Friday, June 23, 2006

June 22 Tournament craziness

The part I love best about playing in the League is the very varied play that I see. At first glance, a lot of the plays seem crazy but further investigation shows some of the them to be very canny. A good example came up last night in what was, by far, the most interesting hand of the night:
Blinds were at 300/600. Scott St. Germain had the table's big stack with at least 6 players left. Matt Slavin was on the big blind whent he cards were dealt. I don't remember all of the pre-flop action here but the end result was that Will Hynes, Paull Hellman and Scott St. Germain all moved all-in (pre-flop, mind you). Matt then had the choice to call for all of his chips, which he did in the face of 3 all-ins. All 4 players showed there hands:Scott had A J offsuitWill had A A with a spade and a diamond(?)Paul had 10 10And Matt had....drumroll....3 5 offsuit.
Before I reveal the results, let's think a second to see if Matt's play was "correct". Common logic will tell you that facing 3 all in calls you're a huge dog, and that's usually true. In this case, though, Paul was very short-stacked and could have gone all-in with any two cards. If Matt had put Scott and Will on two high cards (AK, AQ, KQ, etc...), he might have thought that there were 3 players in with high cards, giving them all very poor chances of pairing up. In that case, all he would have to do would be to pair up and he would have a pretty good shot at making 4X his stack! Definitely a cagey play. Of course, that logic is more appropriate for a cash game where you can just go into your pocket if you're wrong. In a tournament, you're risking your chance to make money by doing that. In Matt's case, I would have folded. I also would have been hugely dissapointed when I saw the flop that came:
3s 5s 8s

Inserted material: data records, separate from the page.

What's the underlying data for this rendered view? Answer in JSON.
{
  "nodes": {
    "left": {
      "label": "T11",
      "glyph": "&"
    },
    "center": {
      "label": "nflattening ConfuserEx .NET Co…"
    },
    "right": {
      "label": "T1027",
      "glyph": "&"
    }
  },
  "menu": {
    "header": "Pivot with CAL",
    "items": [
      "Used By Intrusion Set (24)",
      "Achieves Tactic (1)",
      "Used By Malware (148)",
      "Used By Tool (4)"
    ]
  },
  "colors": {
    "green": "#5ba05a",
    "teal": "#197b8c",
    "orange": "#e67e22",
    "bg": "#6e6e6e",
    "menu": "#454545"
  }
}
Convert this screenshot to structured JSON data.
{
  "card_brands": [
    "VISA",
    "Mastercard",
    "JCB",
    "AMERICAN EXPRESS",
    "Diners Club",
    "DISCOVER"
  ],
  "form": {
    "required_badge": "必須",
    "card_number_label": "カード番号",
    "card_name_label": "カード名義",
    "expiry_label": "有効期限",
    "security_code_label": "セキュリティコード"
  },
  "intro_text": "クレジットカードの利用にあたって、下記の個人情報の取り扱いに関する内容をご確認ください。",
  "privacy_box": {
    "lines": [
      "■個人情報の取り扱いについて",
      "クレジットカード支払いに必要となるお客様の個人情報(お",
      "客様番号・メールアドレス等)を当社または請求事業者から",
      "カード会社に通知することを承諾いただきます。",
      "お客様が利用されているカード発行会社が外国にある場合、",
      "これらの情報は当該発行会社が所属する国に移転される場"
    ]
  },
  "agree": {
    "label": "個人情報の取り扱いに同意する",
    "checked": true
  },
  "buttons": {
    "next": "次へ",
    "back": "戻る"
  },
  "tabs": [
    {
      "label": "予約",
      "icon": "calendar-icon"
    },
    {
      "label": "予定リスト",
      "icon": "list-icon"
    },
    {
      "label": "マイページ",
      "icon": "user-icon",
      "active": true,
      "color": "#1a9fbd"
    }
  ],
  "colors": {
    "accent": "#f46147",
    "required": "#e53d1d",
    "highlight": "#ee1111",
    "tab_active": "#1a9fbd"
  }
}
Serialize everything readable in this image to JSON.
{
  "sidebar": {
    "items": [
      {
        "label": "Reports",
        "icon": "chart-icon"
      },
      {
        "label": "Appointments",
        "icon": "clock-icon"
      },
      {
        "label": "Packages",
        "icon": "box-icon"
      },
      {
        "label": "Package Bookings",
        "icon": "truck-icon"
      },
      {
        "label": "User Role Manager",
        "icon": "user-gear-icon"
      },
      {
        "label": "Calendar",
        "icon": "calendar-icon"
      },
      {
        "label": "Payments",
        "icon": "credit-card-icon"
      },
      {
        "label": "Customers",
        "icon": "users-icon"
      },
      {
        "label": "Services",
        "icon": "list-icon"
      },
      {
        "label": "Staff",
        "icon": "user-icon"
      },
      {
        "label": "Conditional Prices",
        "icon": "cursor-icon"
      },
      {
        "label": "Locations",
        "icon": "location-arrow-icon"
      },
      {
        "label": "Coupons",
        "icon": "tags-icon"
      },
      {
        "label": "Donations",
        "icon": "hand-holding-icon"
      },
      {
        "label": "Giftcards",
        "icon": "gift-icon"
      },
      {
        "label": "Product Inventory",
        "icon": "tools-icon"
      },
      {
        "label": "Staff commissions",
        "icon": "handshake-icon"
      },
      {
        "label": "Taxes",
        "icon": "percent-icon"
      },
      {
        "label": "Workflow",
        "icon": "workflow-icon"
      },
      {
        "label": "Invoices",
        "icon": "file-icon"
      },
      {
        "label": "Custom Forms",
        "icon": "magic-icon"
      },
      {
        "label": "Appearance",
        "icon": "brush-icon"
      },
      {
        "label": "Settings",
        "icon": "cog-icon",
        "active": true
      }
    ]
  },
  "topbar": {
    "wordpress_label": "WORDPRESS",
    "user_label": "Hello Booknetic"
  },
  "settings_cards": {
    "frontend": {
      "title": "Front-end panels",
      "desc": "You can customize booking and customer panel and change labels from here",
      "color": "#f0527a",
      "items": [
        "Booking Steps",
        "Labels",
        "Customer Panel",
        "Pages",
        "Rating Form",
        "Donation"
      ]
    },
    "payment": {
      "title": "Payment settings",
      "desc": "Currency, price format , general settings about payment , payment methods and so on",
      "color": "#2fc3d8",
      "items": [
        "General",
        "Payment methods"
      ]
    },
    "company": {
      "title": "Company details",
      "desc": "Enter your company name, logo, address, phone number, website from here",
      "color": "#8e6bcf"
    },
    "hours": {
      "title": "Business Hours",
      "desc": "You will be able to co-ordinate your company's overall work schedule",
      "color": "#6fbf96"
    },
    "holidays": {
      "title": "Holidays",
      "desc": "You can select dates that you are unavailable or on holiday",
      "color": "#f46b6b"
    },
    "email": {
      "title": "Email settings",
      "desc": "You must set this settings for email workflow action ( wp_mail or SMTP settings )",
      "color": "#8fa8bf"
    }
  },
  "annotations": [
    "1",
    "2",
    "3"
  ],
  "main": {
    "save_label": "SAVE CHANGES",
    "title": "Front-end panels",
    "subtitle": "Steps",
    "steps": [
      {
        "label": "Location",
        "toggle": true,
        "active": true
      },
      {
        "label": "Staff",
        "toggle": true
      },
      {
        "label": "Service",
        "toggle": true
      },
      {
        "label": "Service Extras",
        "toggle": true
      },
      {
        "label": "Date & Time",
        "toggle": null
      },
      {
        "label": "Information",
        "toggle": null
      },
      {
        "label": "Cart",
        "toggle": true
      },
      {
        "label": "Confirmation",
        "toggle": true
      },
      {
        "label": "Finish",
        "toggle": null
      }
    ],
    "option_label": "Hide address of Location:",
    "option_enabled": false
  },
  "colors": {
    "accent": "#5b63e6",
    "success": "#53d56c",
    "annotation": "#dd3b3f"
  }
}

Matt flopped two pair and all but killed Scott and Paul's chances. At this point, Will had the nut flush draw with the As in his hand. He could also make a higher two pair if the board pairs an 8 or if the turn and river come as a pair. Scott is drawing dead to running Jacks (of which neither can be Js) and Paul needs at least one of the cards on the turn or river to be the one remaining 10 that isn't a spade. So, discounting Paul and Scott's tiny chances to win the hand, Will still has about a 1 in 3 shot to take this pot down (9 spades plus 2 eights plus possibility of runner runner pair). None of those things happened, however, and Matt took down a HUGE pot, changing the whole dynamic of the game.